Tuesday December 4, 2001 Marin Independent Journal
Pitching in to help build peace
In teeming Bombay of the late 60’s, he was a somewhat radical Malaysian student journalist. I was an Urban Community Development Peace Corps Volunteer.
The Bombay Gymkhanna had a rugby team that needed American footballers and a swift running back. The combination took us to the All South Asian Rugby Championship, and gave a few PCVs and a Malaysian student many meals we otherwise couldn’t afford.
Recently (about ten days ago), with him carrying a gimpy rugby back’s knee, I again tasted his renowned hospitality.
This time, however, Kadir was Malaysia’s Ambassador to Germany. It is hard to imagine a more comfortable way to glean post 911 perspectives from Europe, ambassadors and Muslims.
None of them expressed hesitancy to America getting Bin Laden… “There is no one with an ounce of brains who would choose to live under the Talliban rather than with America… But you must do it carefully and not harm civilians… And if you attack other Muslims nations now you will be doing just what Bin Laden wants. He wants you to strike out, so that he can rally extreme fundamentalists to bring those nations against you…And America must fix the Palestinian issue…”
Over and over it came back to America fixing this or that and Palestine….

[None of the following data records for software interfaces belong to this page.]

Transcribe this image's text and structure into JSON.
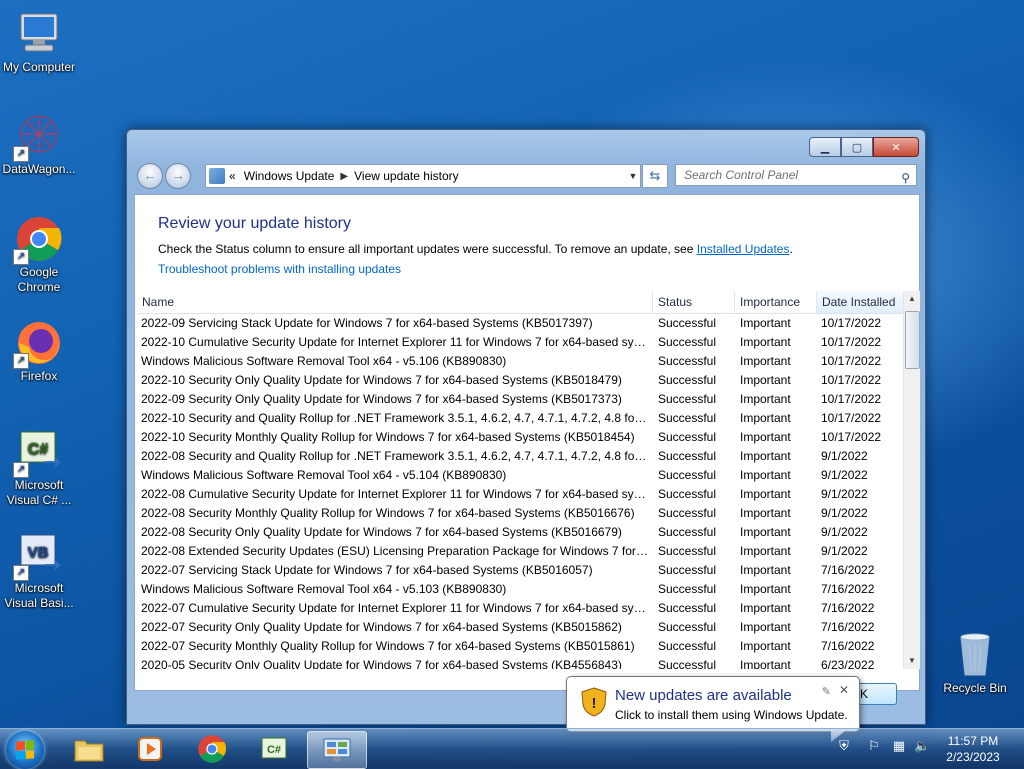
{
  "desktop": {
    "icons": [
      {
        "label": "My Computer"
      },
      {
        "label": "DataWagon..."
      },
      {
        "label": "Google Chrome"
      },
      {
        "label": "Firefox"
      },
      {
        "label": "Microsoft Visual C# ..."
      },
      {
        "label": "Microsoft Visual Basi..."
      },
      {
        "label": "Recycle Bin"
      }
    ]
  },
  "window": {
    "breadcrumb": [
      "Windows Update",
      "View update history"
    ],
    "search_placeholder": "Search Control Panel",
    "heading": "Review your update history",
    "desc_before": "Check the Status column to ensure all important updates were successful. To remove an update, see ",
    "desc_link": "Installed Updates",
    "desc_after": ".",
    "troubleshoot_link": "Troubleshoot problems with installing updates",
    "columns": [
      "Name",
      "Status",
      "Importance",
      "Date Installed"
    ],
    "rows": [
      {
        "name": "2022-09 Servicing Stack Update for Windows 7 for x64-based Systems (KB5017397)",
        "status": "Successful",
        "importance": "Important",
        "date": "10/17/2022"
      },
      {
        "name": "2022-10 Cumulative Security Update for Internet Explorer 11 for Windows 7 for x64-based syste...",
        "status": "Successful",
        "importance": "Important",
        "date": "10/17/2022"
      },
      {
        "name": "Windows Malicious Software Removal Tool x64 - v5.106 (KB890830)",
        "status": "Successful",
        "importance": "Important",
        "date": "10/17/2022"
      },
      {
        "name": "2022-10 Security Only Quality Update for Windows 7 for x64-based Systems (KB5018479)",
        "status": "Successful",
        "importance": "Important",
        "date": "10/17/2022"
      },
      {
        "name": "2022-09 Security Only Quality Update for Windows 7 for x64-based Systems (KB5017373)",
        "status": "Successful",
        "importance": "Important",
        "date": "10/17/2022"
      },
      {
        "name": "2022-10 Security and Quality Rollup for .NET Framework 3.5.1, 4.6.2, 4.7, 4.7.1, 4.7.2, 4.8 for Win...",
        "status": "Successful",
        "importance": "Important",
        "date": "10/17/2022"
      },
      {
        "name": "2022-10 Security Monthly Quality Rollup for Windows 7 for x64-based Systems (KB5018454)",
        "status": "Successful",
        "importance": "Important",
        "date": "10/17/2022"
      },
      {
        "name": "2022-08 Security and Quality Rollup for .NET Framework 3.5.1, 4.6.2, 4.7, 4.7.1, 4.7.2, 4.8 for Win...",
        "status": "Successful",
        "importance": "Important",
        "date": "9/1/2022"
      },
      {
        "name": "Windows Malicious Software Removal Tool x64 - v5.104 (KB890830)",
        "status": "Successful",
        "importance": "Important",
        "date": "9/1/2022"
      },
      {
        "name": "2022-08 Cumulative Security Update for Internet Explorer 11 for Windows 7 for x64-based syste...",
        "status": "Successful",
        "importance": "Important",
        "date": "9/1/2022"
      },
      {
        "name": "2022-08 Security Monthly Quality Rollup for Windows 7 for x64-based Systems (KB5016676)",
        "status": "Successful",
        "importance": "Important",
        "date": "9/1/2022"
      },
      {
        "name": "2022-08 Security Only Quality Update for Windows 7 for x64-based Systems (KB5016679)",
        "status": "Successful",
        "importance": "Important",
        "date": "9/1/2022"
      },
      {
        "name": "2022-08 Extended Security Updates (ESU) Licensing Preparation Package for Windows 7 for x64-...",
        "status": "Successful",
        "importance": "Important",
        "date": "9/1/2022"
      },
      {
        "name": "2022-07 Servicing Stack Update for Windows 7 for x64-based Systems (KB5016057)",
        "status": "Successful",
        "importance": "Important",
        "date": "7/16/2022"
      },
      {
        "name": "Windows Malicious Software Removal Tool x64 - v5.103 (KB890830)",
        "status": "Successful",
        "importance": "Important",
        "date": "7/16/2022"
      },
      {
        "name": "2022-07 Cumulative Security Update for Internet Explorer 11 for Windows 7 for x64-based syste...",
        "status": "Successful",
        "importance": "Important",
        "date": "7/16/2022"
      },
      {
        "name": "2022-07 Security Only Quality Update for Windows 7 for x64-based Systems (KB5015862)",
        "status": "Successful",
        "importance": "Important",
        "date": "7/16/2022"
      },
      {
        "name": "2022-07 Security Monthly Quality Rollup for Windows 7 for x64-based Systems (KB5015861)",
        "status": "Successful",
        "importance": "Important",
        "date": "7/16/2022"
      },
      {
        "name": "2020-05 Security Only Quality Update for Windows 7 for x64-based Systems (KB4556843)",
        "status": "Successful",
        "importance": "Important",
        "date": "6/23/2022"
      }
    ],
    "ok_label": "OK"
  },
  "notification": {
    "title": "New updates are available",
    "message": "Click to install them using Windows Update."
  },
  "taskbar": {
    "time": "11:57 PM",
    "date": "2/23/2023"
  },
  "colors": {
    "heading_blue": "#1e3287",
    "link_blue": "#0066cc"
  }
}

When you are the toughest kid in the neighborhood even grown-ups expect you to settle squabbles between foolish juveniles. It’s not as easy as the strongest nation among nations that have centuries of wonderful civilizations intermixed with tragic warrings.
Nonetheless, so many point to young America as the world’s problem handler – militarily, diplomatically, economically.

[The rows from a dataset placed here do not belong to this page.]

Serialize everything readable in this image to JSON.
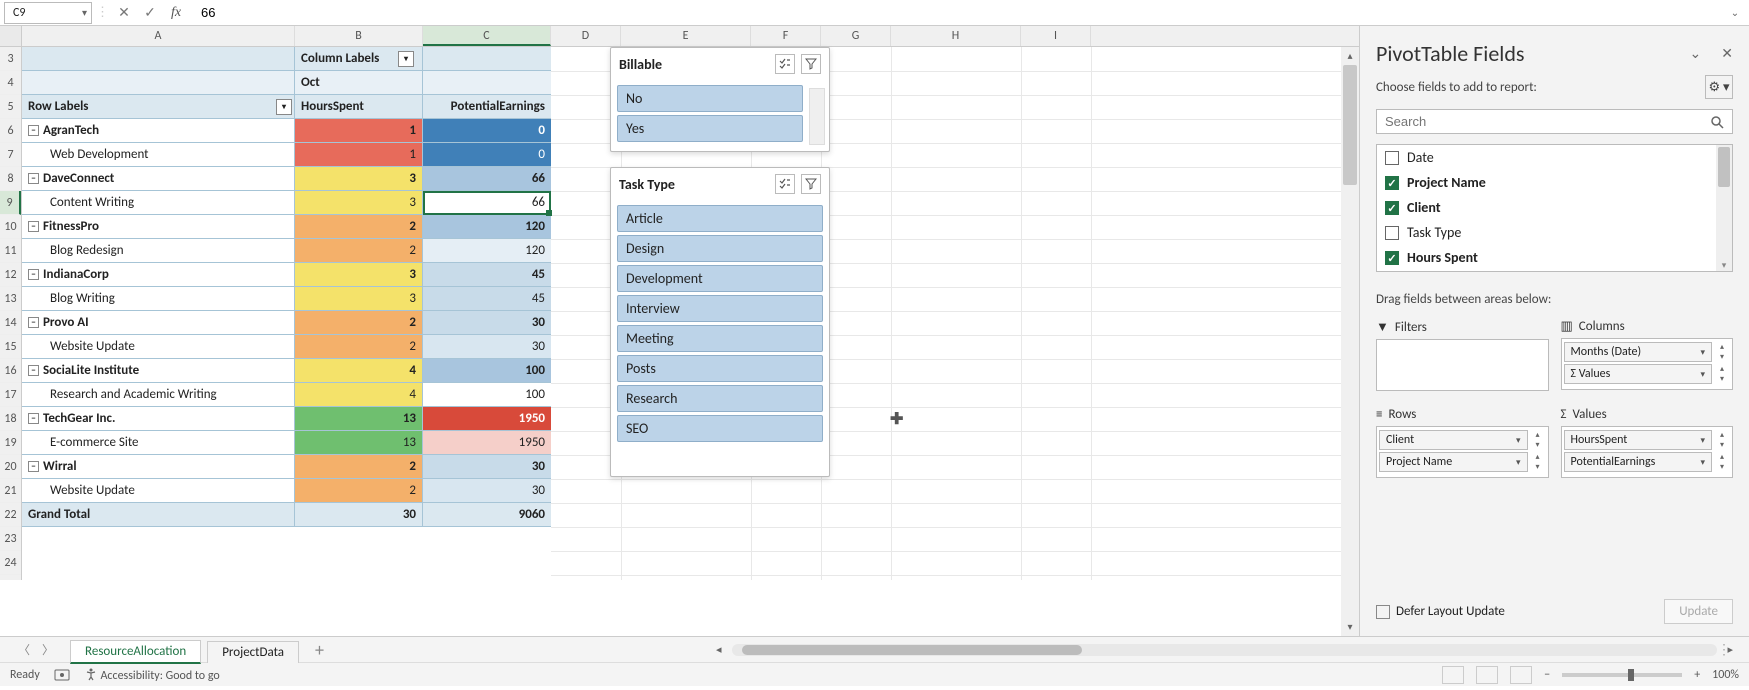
{
  "formula_bar": {
    "cell_ref": "C9",
    "value": "66"
  },
  "columns": [
    "A",
    "B",
    "C",
    "D",
    "E",
    "F",
    "G",
    "H",
    "I"
  ],
  "row_numbers": [
    3,
    4,
    5,
    6,
    7,
    8,
    9,
    10,
    11,
    12,
    13,
    14,
    15,
    16,
    17,
    18,
    19,
    20,
    21,
    22,
    23,
    24
  ],
  "pivot": {
    "col_labels_title": "Column Labels",
    "month": "Oct",
    "row_labels_title": "Row Labels",
    "val1_header": "HoursSpent",
    "val2_header": "PotentialEarnings",
    "rows": [
      {
        "label": "AgranTech",
        "group": true,
        "hours": "1",
        "earn": "0",
        "cB": "bg-red",
        "cC": "bg-blue1"
      },
      {
        "label": "Web Development",
        "group": false,
        "hours": "1",
        "earn": "0",
        "cB": "bg-red",
        "cC": "bg-blue1"
      },
      {
        "label": "DaveConnect",
        "group": true,
        "hours": "3",
        "earn": "66",
        "cB": "bg-yellow",
        "cC": "bg-blue2"
      },
      {
        "label": "Content Writing",
        "group": false,
        "hours": "3",
        "earn": "66",
        "cB": "bg-yellow",
        "cC": "bg-white"
      },
      {
        "label": "FitnessPro",
        "group": true,
        "hours": "2",
        "earn": "120",
        "cB": "bg-orange",
        "cC": "bg-blue2"
      },
      {
        "label": "Blog Redesign",
        "group": false,
        "hours": "2",
        "earn": "120",
        "cB": "bg-orange",
        "cC": "bg-blue5"
      },
      {
        "label": "IndianaCorp",
        "group": true,
        "hours": "3",
        "earn": "45",
        "cB": "bg-yellow",
        "cC": "bg-blue3"
      },
      {
        "label": "Blog Writing",
        "group": false,
        "hours": "3",
        "earn": "45",
        "cB": "bg-yellow",
        "cC": "bg-blue3"
      },
      {
        "label": "Provo AI",
        "group": true,
        "hours": "2",
        "earn": "30",
        "cB": "bg-orange",
        "cC": "bg-blue3"
      },
      {
        "label": "Website Update",
        "group": false,
        "hours": "2",
        "earn": "30",
        "cB": "bg-orange",
        "cC": "bg-blue4"
      },
      {
        "label": "SociaLite Institute",
        "group": true,
        "hours": "4",
        "earn": "100",
        "cB": "bg-yellow",
        "cC": "bg-blue2"
      },
      {
        "label": "Research and Academic Writing",
        "group": false,
        "hours": "4",
        "earn": "100",
        "cB": "bg-yellow",
        "cC": "bg-white"
      },
      {
        "label": "TechGear Inc.",
        "group": true,
        "hours": "13",
        "earn": "1950",
        "cB": "bg-green",
        "cC": "bg-reddk"
      },
      {
        "label": "E-commerce Site",
        "group": false,
        "hours": "13",
        "earn": "1950",
        "cB": "bg-green",
        "cC": "bg-pink"
      },
      {
        "label": "Wirral",
        "group": true,
        "hours": "2",
        "earn": "30",
        "cB": "bg-orange",
        "cC": "bg-blue3"
      },
      {
        "label": "Website Update",
        "group": false,
        "hours": "2",
        "earn": "30",
        "cB": "bg-orange",
        "cC": "bg-blue4"
      }
    ],
    "grand_total_label": "Grand Total",
    "grand_hours": "30",
    "grand_earn": "9060"
  },
  "slicers": {
    "billable": {
      "title": "Billable",
      "items": [
        "No",
        "Yes"
      ]
    },
    "tasktype": {
      "title": "Task Type",
      "items": [
        "Article",
        "Design",
        "Development",
        "Interview",
        "Meeting",
        "Posts",
        "Research",
        "SEO"
      ]
    }
  },
  "task_pane": {
    "title": "PivotTable Fields",
    "subtitle": "Choose fields to add to report:",
    "search_placeholder": "Search",
    "fields": [
      {
        "name": "Date",
        "checked": false,
        "bold": false
      },
      {
        "name": "Project Name",
        "checked": true,
        "bold": true
      },
      {
        "name": "Client",
        "checked": true,
        "bold": true
      },
      {
        "name": "Task Type",
        "checked": false,
        "bold": false
      },
      {
        "name": "Hours Spent",
        "checked": true,
        "bold": true
      }
    ],
    "drag_label": "Drag fields between areas below:",
    "areas": {
      "filters": {
        "title": "Filters",
        "items": []
      },
      "columns": {
        "title": "Columns",
        "items": [
          "Months (Date)",
          "Σ Values"
        ]
      },
      "rows": {
        "title": "Rows",
        "items": [
          "Client",
          "Project Name"
        ]
      },
      "values": {
        "title": "Σ  Values",
        "items": [
          "HoursSpent",
          "PotentialEarnings"
        ]
      }
    },
    "defer_label": "Defer Layout Update",
    "update_btn": "Update"
  },
  "sheet_tabs": {
    "tabs": [
      "ResourceAllocation",
      "ProjectData"
    ],
    "active": 0
  },
  "status": {
    "ready": "Ready",
    "access": "Accessibility: Good to go",
    "zoom": "100%"
  }
}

At least when you were the toughest in the hood, you had experienced grown-ups who seldom hesitated to fill the roles you were learning.
In discourse, one hopes young America’s side is being heard.
No nation gives more aid to Afghanistan.
Who helped the Mujahadeen free their nation from Russians?
Who tried to nation build Somalia, perhaps the world’s poorest nation, and watched its Rangers lose 18 as they fought their way out of a downed helicopter and killed over 500 fundamentalist inspired warlords?
Who sent force to Kosovo, stopping Milosevic from cleansing Albanian Muslims?
Who, for decades and more than any other nation, pushed Arafat to control stone throwers and Israel to withdraw settlements
Yet who is constantly vilified for meddling too much – yet not doing enough?
Yes, rich, strong America must do much. But the world’s older, grown-up nations have a huge responsibility to take bold stands and implement solutions. They must educate against irrationalism. Aid and invest in needy countries. Send troops, food and foreign aid. They should start their own Peace Corps, Habitat for Humanity, Doctors Without Borders, so they too can help make the world more livable for the poor upon whom fanatics prey.
Saudi Prince Alwaleed, whose $10 million check to benefit 911’s victim’s families was returned because he said: “America has to face reality (regarding Israel) if they don’t want to fight terrorism for the next 100 years. What the Americans are doing now in Afghanistan is right. I’m with them all the way. They have to take revenge. And you can quote me. I – am – an – ally – of – America. Exactly like Mr. Guiliani and the United States. I want to eradicate terrorism also.”
The Prince echoes most of the world’s embassies and capitals. Perhaps, however, his check ought to be the down payment that eradicates terrorism’s seeds in the world’s seething cauldron while addressing his concern that, “ Israel is doing a better job getting its message out.”
With his millions, he ought to offer to build state-of-the art UN staffed schools in a children labeled peace zone along Palestinian Israeli borders.
These peace zones would allow children from both sides to learn, play and build relationships that destroy hateful stereotypes – those too often seen in Middle Easterners’ eyes on TV.
You want a public relations coup that will win the world’s hearts? A stealth missile to obliterate the dark caves of poverty and ignorance where terrorisms lurks?
Bring students together.
Education and its relationships are how struggles – or jihads – are overcome.